August 20, 2012 by Rehana Jawadwala
This is by far my favourite yarn in my entire collection. A warm salmony pink that is feminine yet not girly. It’s also gorgeous to handle and work with, warm, coarse and pliable. I am slowly developing a very strong love for Shetland wool. So it’s little wonder I wanted to make something for myself with this yarn. Greedy, yes I know! But how decadent…
I started with a front panel for a vest. Now by this point I must confess – I hate measuring, anything. I am generally over confident that my approximations will be quite exact. And this from a scientist?! It’s just that measuring things means I can’t start knitting ASAP. So I casted on what I thought would be fine for my waist measurement and went to work. I love this little border pattern from Alice Starmore’s gorgeous Fairisle knitting book.
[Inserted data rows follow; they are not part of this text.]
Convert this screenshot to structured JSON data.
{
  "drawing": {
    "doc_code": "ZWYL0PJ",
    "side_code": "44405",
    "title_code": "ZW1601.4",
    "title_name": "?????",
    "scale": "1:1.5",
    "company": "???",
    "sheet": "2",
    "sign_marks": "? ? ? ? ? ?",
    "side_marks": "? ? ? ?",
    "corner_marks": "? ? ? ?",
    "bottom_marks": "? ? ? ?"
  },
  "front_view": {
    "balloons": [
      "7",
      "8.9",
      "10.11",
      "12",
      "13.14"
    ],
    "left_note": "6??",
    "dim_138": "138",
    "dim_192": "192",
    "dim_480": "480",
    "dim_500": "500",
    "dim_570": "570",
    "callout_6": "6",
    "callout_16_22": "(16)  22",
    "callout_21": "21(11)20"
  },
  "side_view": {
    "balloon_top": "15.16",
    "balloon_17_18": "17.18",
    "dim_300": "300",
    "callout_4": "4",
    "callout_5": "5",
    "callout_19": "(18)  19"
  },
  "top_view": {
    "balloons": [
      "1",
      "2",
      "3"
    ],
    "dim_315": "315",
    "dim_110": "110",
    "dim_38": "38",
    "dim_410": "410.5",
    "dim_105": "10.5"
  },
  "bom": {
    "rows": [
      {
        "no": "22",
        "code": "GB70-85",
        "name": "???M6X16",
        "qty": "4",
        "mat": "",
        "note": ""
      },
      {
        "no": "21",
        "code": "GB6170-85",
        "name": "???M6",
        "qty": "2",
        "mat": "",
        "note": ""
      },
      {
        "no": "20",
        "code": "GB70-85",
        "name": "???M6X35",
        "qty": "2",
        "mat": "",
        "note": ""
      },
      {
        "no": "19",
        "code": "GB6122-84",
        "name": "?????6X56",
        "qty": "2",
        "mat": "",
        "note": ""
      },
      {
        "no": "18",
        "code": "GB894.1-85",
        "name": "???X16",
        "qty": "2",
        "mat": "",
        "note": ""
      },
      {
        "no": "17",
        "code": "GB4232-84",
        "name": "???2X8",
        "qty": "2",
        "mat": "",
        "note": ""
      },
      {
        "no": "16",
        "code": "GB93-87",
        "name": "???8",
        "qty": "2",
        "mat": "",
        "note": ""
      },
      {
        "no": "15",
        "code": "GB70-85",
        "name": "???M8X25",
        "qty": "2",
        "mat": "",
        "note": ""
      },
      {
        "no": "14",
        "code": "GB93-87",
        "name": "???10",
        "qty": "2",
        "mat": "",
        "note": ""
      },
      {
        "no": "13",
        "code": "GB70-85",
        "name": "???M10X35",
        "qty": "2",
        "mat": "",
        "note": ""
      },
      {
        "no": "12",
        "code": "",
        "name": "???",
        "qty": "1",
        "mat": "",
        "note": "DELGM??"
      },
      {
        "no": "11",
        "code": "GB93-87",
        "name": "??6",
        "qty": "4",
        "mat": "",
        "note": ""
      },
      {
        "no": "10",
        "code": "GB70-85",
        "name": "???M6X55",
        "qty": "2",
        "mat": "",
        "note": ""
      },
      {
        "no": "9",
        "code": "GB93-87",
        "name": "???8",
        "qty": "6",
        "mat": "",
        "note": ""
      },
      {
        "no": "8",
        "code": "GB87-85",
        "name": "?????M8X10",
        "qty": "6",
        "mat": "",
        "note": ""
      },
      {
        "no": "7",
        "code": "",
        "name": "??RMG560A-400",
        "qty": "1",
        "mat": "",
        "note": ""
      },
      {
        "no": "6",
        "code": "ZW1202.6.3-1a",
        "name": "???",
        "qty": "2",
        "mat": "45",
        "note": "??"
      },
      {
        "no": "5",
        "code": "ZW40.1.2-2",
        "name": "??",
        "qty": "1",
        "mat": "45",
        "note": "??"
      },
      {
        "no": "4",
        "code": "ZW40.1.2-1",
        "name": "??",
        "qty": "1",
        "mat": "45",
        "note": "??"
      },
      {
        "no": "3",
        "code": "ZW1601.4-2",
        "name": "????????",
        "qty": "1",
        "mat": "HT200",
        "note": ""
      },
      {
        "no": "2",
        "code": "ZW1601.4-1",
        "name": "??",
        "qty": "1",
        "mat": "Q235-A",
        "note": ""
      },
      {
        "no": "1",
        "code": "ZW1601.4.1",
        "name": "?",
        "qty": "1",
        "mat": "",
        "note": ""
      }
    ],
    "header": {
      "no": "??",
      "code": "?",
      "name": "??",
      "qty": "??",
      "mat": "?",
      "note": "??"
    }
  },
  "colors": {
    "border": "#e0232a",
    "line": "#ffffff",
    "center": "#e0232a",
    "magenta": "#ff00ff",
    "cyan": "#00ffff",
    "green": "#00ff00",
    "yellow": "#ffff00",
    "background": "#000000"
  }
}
But soon I began to realise I was being rather optimistic about my cast on. I had a few options now, and one of them was unravel the whole thing and start again. But then the other problem that I wasn’t convinced I had enough yarn to make a vest for myself made me rethink the unraveling. Now here I display another unscientific nature of my personality. I buy yarns before I have any project in mind. In fact it almost always is the other way around, the yarn inspiring the project.
So I made the rookie decision to convert this vest panel into a beanie side panel. I was happy with its length if it were to transform into a beanie. So I set out and made a second panel exactly the same. Thus knitting my first beanie without any pattern help from the pros or circular needles.
Then I did the stupid thing of joining the two panels in flat!…
…realised this won’t work, and started watching some tutorials at last after eating my ego. It was at this point I knew that there was only one right thing to do, order a set of double pointed needles. I unravelled all the flat joining the top of the two panels, left the side joins intact. I then unravelled the two cast off rows and picked each stitch carefully on the double pointed needles.
Did I make sure I had equal stitches on each needles? Yes, approximately!
This is what I have now…
Phew! So have I learnt my lesson on making sure I know my measurements before starting? Well all I can say is, I have realised that the bigger and more ambitious the projects get the less of an escape route I will have If I don’t get more organised.